August 24, 2008
Sunday, August 24, 2008
"New research supports a growing body of literature that attributes maternal exposure to severe stress during the early months of pregnancy to an increased susceptibility to schizophrenia in the offspring". - source
The researchers, Dolores Malaspina, Anita Steckler, and Joseph Steckler are referring to extreme stressors such as that experienced during natural disasters, terrorist attacks, war, sudden death etc.
The discovery came about after reviewing a collection of data gathered from 88,829 people born in Jerusalem between the years 1964 to 1976. A correlation existed among a higher risk of developing schizophrenia among the offspring of mothers who were in their second month of pregnancy during the Arab-Israeli "Six Day War". In addition, the correlation was even greater among females. In fact, females were 4.3 times more likely to develop schizophrenia, as opposed to males who were merely 1.2 times more likely to develop the disorder.
The theory is that stress hormones are amplified during such times of great distress and the placenta is very sensitivity to these hormones.

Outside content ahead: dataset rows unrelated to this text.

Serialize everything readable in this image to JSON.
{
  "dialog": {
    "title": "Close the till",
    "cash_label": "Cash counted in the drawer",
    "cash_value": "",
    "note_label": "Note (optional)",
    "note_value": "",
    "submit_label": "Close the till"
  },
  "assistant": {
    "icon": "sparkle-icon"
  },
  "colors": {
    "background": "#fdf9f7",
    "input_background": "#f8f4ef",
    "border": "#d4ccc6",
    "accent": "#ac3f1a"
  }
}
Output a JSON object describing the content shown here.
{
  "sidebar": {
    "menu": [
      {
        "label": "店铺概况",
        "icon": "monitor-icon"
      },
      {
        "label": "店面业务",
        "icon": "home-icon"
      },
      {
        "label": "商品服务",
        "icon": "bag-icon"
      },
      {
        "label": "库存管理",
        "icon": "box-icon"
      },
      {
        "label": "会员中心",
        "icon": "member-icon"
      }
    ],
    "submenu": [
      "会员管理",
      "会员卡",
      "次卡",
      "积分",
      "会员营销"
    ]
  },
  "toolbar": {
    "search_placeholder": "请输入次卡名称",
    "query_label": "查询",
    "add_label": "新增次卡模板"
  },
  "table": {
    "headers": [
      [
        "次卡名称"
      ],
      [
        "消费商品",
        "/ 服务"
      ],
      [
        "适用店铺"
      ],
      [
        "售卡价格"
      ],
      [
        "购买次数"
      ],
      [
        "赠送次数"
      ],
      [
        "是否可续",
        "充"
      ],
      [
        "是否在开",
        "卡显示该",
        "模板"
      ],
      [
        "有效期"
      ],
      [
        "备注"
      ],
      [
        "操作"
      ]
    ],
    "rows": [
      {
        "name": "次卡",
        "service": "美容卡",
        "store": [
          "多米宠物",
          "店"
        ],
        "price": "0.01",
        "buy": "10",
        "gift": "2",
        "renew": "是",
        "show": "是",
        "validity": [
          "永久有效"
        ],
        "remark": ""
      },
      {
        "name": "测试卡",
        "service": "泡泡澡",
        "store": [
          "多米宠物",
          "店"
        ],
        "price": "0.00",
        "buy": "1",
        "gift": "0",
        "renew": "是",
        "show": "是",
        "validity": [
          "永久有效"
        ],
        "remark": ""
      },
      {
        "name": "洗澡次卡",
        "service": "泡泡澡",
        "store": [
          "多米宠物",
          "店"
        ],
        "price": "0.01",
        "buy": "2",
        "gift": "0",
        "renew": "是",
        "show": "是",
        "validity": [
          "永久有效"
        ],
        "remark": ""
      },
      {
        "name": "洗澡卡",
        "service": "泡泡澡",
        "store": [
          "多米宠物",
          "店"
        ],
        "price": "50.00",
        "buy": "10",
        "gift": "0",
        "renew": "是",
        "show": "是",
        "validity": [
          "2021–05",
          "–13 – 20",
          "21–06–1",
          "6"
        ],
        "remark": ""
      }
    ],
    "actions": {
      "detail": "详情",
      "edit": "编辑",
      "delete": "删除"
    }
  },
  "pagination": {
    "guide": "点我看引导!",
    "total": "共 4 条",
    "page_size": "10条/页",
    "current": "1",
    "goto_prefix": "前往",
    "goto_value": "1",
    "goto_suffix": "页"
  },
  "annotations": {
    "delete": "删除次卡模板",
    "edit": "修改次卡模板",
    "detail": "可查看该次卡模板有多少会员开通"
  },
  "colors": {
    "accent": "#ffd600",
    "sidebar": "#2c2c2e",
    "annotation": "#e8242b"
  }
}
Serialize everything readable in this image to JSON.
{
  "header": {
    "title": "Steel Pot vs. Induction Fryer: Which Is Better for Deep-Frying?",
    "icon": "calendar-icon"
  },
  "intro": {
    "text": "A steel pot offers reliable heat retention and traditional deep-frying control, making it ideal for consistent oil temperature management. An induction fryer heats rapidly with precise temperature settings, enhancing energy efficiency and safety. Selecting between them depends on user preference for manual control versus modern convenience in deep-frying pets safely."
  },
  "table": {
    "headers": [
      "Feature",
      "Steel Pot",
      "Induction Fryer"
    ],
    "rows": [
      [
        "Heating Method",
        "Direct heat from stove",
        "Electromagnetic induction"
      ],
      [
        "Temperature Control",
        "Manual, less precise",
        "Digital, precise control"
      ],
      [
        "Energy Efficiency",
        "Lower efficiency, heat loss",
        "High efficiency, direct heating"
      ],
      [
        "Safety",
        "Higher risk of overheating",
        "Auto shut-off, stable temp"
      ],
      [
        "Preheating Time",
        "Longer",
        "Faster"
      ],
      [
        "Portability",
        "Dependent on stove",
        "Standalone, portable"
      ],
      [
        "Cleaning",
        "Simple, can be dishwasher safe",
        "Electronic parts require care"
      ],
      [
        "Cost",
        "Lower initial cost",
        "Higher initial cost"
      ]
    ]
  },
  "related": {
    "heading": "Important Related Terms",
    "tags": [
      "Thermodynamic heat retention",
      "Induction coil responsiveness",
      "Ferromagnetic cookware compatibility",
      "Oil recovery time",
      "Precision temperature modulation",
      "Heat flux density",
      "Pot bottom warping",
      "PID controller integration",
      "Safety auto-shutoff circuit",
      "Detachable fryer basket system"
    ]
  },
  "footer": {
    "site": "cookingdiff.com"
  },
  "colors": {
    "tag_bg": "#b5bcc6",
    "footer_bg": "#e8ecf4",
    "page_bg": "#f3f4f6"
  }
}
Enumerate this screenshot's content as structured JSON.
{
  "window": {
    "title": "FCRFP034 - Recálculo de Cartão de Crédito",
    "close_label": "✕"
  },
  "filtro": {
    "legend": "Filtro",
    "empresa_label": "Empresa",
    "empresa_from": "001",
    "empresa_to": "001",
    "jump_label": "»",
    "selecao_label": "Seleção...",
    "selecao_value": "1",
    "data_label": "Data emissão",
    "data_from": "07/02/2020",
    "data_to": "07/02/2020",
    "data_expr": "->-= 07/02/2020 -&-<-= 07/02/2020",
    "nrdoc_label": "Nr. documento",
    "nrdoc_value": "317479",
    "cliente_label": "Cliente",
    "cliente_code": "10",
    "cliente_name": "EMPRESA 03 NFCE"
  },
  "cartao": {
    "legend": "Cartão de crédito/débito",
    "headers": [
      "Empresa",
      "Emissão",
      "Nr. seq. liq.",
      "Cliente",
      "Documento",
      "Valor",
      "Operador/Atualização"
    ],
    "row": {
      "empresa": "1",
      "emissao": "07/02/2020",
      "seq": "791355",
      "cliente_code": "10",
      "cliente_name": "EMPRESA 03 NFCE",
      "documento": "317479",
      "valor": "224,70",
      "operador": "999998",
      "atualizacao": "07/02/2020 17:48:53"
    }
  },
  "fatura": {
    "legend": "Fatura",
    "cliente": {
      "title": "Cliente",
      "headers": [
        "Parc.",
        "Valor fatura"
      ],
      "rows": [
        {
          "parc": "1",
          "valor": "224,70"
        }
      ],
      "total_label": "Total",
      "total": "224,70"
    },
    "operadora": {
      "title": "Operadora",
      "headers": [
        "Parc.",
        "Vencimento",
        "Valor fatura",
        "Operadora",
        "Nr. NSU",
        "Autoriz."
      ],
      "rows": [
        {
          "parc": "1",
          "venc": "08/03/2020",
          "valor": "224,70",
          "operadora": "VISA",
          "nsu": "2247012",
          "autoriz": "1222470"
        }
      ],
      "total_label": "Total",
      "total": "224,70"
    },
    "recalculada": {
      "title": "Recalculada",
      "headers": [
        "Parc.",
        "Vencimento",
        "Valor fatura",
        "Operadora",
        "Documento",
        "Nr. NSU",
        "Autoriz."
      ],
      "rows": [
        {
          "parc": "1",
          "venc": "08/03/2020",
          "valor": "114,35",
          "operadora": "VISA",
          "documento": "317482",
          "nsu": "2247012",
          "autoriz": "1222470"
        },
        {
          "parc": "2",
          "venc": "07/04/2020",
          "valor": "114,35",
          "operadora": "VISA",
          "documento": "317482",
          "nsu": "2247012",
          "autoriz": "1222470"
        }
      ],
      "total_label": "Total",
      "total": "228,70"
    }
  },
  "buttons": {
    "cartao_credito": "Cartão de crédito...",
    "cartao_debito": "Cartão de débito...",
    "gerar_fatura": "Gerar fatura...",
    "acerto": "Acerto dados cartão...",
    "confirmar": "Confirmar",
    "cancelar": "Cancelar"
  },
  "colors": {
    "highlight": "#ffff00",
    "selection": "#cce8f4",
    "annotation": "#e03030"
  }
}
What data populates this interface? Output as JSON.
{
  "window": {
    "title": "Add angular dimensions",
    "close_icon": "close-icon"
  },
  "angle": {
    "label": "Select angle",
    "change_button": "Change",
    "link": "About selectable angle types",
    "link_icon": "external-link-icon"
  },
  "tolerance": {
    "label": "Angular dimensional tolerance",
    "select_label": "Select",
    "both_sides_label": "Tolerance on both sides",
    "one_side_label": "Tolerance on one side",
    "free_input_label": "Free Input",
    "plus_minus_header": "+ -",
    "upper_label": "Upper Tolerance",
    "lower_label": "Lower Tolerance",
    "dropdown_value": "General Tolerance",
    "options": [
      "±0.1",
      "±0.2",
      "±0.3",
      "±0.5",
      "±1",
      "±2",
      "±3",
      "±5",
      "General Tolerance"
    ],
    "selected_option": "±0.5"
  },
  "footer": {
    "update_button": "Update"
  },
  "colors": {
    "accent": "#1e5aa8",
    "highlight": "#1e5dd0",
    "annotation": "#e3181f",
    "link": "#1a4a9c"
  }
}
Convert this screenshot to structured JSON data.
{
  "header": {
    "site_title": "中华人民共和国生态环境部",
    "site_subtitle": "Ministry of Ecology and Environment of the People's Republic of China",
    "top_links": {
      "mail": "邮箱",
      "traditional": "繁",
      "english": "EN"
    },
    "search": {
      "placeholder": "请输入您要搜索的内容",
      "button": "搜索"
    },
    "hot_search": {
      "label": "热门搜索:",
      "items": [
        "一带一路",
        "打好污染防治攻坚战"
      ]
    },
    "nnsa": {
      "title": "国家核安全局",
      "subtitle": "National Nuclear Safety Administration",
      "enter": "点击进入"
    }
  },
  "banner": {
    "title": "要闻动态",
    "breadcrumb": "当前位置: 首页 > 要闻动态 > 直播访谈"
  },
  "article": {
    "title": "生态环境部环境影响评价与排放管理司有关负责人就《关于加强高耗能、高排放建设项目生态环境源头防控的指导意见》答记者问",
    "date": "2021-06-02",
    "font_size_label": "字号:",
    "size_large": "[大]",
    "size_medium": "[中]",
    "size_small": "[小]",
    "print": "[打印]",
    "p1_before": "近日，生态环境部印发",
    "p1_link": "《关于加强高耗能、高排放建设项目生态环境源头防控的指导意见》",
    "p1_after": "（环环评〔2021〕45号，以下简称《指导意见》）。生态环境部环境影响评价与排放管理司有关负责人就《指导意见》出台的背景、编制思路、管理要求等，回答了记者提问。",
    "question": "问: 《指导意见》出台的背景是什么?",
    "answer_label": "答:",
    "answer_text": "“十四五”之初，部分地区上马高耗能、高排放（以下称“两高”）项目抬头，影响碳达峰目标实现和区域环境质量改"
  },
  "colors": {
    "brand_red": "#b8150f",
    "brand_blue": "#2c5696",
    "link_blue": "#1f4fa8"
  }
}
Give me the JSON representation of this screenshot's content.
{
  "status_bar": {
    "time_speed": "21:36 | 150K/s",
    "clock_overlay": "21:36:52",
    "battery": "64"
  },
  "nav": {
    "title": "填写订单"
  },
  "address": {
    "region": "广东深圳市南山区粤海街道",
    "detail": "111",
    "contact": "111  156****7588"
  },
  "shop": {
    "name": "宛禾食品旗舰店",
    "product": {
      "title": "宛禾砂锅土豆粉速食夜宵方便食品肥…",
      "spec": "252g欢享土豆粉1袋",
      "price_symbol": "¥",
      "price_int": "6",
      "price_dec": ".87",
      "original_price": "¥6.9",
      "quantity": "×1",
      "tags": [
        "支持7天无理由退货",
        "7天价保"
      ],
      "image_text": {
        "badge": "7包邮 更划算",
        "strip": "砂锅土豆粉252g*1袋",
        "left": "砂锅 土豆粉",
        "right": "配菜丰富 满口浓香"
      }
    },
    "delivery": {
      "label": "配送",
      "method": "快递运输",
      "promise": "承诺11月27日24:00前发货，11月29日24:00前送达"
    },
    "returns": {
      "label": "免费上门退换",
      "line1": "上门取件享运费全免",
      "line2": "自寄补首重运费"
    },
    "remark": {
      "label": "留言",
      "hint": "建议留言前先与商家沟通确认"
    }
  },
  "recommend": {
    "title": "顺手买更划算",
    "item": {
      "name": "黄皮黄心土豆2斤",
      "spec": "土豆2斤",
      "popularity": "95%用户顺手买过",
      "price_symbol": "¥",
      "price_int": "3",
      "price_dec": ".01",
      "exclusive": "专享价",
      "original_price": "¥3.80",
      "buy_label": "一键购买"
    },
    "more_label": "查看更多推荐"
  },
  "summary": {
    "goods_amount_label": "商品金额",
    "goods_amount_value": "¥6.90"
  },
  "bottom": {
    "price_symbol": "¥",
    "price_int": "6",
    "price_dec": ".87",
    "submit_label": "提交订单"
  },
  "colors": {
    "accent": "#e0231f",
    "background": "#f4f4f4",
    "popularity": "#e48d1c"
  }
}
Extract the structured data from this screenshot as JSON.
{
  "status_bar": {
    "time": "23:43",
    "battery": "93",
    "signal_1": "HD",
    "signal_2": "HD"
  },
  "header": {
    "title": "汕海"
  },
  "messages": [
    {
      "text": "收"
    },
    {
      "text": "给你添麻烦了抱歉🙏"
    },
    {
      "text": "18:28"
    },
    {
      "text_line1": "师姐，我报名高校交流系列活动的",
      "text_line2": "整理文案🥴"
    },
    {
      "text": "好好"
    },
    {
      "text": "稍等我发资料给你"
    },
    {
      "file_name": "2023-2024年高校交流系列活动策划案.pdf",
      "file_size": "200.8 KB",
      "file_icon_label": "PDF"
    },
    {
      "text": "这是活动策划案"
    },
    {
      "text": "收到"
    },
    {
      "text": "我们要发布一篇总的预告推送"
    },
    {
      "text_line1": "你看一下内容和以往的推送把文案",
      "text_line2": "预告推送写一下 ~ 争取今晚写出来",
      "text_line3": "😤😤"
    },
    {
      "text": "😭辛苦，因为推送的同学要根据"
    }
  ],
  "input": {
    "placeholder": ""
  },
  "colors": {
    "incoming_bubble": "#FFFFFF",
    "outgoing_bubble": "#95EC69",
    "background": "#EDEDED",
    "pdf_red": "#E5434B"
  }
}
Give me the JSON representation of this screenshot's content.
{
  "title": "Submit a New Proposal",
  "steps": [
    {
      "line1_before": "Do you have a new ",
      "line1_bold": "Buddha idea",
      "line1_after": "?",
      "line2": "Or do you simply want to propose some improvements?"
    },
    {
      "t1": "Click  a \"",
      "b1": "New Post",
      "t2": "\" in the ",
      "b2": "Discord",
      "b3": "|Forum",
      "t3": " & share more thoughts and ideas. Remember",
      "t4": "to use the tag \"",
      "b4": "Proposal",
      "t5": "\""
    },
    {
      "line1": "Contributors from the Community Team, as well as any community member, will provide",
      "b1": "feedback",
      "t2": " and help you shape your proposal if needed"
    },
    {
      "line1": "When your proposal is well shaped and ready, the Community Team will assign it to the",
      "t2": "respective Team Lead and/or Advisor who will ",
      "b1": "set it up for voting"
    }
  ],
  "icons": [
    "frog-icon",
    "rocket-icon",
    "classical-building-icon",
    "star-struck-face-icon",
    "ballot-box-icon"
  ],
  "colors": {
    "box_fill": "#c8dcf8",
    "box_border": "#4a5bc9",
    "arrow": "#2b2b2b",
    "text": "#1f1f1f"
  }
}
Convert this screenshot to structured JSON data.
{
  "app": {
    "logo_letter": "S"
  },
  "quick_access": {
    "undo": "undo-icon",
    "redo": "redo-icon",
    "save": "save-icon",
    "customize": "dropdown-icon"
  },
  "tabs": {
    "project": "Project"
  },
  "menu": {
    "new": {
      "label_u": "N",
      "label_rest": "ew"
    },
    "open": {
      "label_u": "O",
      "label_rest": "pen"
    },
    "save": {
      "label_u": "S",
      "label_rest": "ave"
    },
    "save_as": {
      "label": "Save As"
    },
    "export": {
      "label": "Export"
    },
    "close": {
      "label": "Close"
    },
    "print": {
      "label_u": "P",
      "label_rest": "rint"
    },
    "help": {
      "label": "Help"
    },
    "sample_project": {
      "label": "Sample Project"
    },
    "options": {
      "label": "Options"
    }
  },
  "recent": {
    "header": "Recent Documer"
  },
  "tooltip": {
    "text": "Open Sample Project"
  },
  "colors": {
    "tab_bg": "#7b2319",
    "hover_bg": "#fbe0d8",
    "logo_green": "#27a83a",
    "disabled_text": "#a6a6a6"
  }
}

This research does not provide proof or a causal link, but it does support the existing research that suggests similar results. Malaspina makes sure to note that some exposure to maternal stress hormones are necessary, but extreme stress should be addressed in order to avoid any sort of impact on the fetus.
© www.mentalhealthblog.com 5 comments